■ **ACTION ITEM**:
Line by line, repeat the material below exactly and leave the images out.

■ **WORKING DATA**:
►

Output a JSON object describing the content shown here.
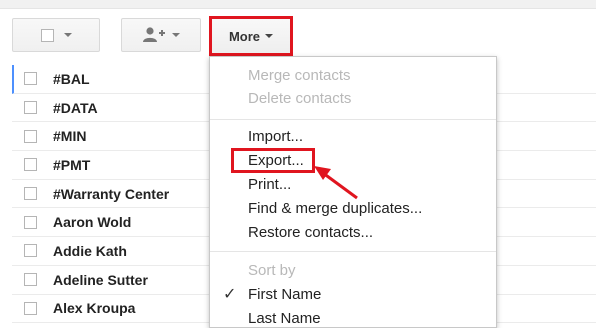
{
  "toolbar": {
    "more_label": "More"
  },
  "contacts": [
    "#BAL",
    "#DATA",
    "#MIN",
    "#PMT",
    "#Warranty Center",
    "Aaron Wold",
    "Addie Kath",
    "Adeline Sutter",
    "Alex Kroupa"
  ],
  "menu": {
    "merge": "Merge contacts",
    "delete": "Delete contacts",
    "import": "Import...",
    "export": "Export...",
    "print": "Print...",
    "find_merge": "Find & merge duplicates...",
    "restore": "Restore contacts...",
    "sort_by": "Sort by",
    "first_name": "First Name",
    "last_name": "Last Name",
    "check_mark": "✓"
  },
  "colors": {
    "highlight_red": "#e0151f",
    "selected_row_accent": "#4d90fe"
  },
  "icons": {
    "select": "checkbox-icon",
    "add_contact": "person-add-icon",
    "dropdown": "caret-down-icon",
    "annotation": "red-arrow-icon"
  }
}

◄

■ **PROBLEM SOLUTION**:
Output a JSON object describing the content shown here.
{
  "toolbar": {
    "more_label": "More"
  },
  "contacts": [
    "#BAL",
    "#DATA",
    "#MIN",
    "#PMT",
    "#Warranty Center",
    "Aaron Wold",
    "Addie Kath",
    "Adeline Sutter",
    "Alex Kroupa"
  ],
  "menu": {
    "merge": "Merge contacts",
    "delete": "Delete contacts",
    "import": "Import...",
    "export": "Export...",
    "print": "Print...",
    "find_merge": "Find & merge duplicates...",
    "restore": "Restore contacts...",
    "sort_by": "Sort by",
    "first_name": "First Name",
    "last_name": "Last Name",
    "check_mark": "✓"
  },
  "colors": {
    "highlight_red": "#e0151f",
    "selected_row_accent": "#4d90fe"
  },
  "icons": {
    "select": "checkbox-icon",
    "add_contact": "person-add-icon",
    "dropdown": "caret-down-icon",
    "annotation": "red-arrow-icon"
  }
}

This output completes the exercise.